With regard to foreign policy, Taft instituted the Latin America policy commonly referred to as dollar policy. The emphasis was on improving the stability of Latin America governments so as to provide trade opportunities for the rapidly growing US economy.

One of Taft’s main goals while President was to enhance the idea of world peace. Given his judicial background, he believed that international arbitration was the best means to effectively the end of war on Earth. With this in mind, he championed several reciprocity and arbitration treaties. In 1910, he convinced congressional Democrats to support a reciprocity treaty with Canada. In 1910 and 1911, he secured the ratification of arbitration treaties with Britain and France. Taft is regarded as one of the greatest advocates of world peace and arbitration.

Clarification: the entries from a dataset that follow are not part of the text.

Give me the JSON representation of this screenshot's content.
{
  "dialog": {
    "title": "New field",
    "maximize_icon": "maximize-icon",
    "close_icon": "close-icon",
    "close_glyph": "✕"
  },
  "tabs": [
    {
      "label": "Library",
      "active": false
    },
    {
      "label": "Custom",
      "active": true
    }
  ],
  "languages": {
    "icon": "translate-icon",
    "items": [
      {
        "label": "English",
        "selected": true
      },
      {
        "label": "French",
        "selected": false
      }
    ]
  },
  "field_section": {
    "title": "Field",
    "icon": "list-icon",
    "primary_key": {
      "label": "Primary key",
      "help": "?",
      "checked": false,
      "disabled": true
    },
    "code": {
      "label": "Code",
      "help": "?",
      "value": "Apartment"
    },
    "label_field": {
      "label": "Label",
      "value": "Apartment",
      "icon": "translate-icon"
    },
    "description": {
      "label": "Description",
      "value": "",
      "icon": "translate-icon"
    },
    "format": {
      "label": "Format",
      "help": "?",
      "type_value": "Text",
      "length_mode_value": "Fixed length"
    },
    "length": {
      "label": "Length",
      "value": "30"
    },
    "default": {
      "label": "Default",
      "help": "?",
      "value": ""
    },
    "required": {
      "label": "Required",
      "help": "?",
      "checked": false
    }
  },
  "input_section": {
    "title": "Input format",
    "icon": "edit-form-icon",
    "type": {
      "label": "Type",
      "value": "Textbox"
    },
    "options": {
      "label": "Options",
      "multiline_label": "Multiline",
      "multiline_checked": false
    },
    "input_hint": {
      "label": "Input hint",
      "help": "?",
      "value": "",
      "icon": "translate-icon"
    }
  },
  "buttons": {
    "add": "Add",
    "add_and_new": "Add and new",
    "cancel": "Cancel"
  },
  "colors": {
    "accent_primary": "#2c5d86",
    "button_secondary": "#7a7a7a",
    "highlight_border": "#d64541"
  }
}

Taft was not a political leader. He was a lawyer by profession and his real ambition was to become a justice of the Supreme Court of the United States. When president McKinely appointed him the Civilian Governor of Philippines, he reluctantly agreed as he saw himself more suited to serve the judiciary.

Taft’s woes began with the tariff reform, which he had promised in his pre election campaigns. He called Congress into special session in 1909 and urged for a reduction in duties. This led to a protracted battle in the Senate. The Payne Bill was consequently amended leading to an increase in tariff rates on manufactured goods. This favored the industrial Northeast and led to resentment among Midwest progressives. By defending the Payne-Aldrich Act which led to high tariff rates, Taft alienated many progressive Republicans.

The progressive movement was a thorn in Taft’s flesh. It divided the Republican Party right in the middle. Taft was unable to arbitrate the differences between the Eastern conservatives and the Midwestern progressives and find compromise solutions. He moved closer to the old guard as opposed to Roosevelt who broke ranks with the old guard.

Taft also clashed with the progressives on other matters. He gave them the impression that he would support an attempt to oust authoritarian Speaker of the House of Representatives, Joseph Gurney Cannon. He however did not offer his support to them. He and the insurgents started out in basic agreement on railroad legislation but ended up disagreeing on the matter.

Most important, they disagreed on conservation policy. One of the major achievements of Roosevelt as a progressive leader was the successful conservationist policies he introduced. Taft’s Chief Forester, Gifford Pinchot, a conservationist in the Roosevelt camp, accused Secretary of the Interior Richard A. Ballinger of having turned over rich coal deposits in Alaska to a syndicate. A congressional investigation followed and Ballinger was exonerated. Taft to the shock of the progressives fired Pinchot.

Taft’s battles with the progressives eventually led Roosevelt into open opposition to the administration. In early 1912, Roosevelt, who now even more radical, decided to challenge Taft for the Republican presidential nomination. Taft used the party machinery which he controlled tightly to defeat Roosevelt although the latter won most of the state primaries. Roosevelt’s, who was not the type to let go without a fight, formed the Progressive party (or Bull Moose Party). This divided the Republican vote and leading to the election of Democrat Woodrow Wilson. Taft finished a poor third, the first ever for a sitting president.



Blum, John M. The National Experience: A History of the United States. Eighth Edition. Forth Worth, Texas: Harcourt Brace, 1993.

Duffy, Herbert S. William Howard Taft. Eastern National, 1998

Anderson, Donald F. William Howard Taft: A Conservative’s Conception of the Presidency. Cornell University Press, 1973

Gould, Lewis L. The Progressive Era. Syracuse University Press, 1974

Mowry, Edwin G.  Theodore Roosevelt and the Progressive Movement. The University of Wisconsin press, 1946




Still stressed from student homework?
Get quality assistance from academic writers!

WELCOME TO OUR NEW SITE. We Have Redesigned Our Website With You In Mind. Enjoy The New Experience With 15% OFF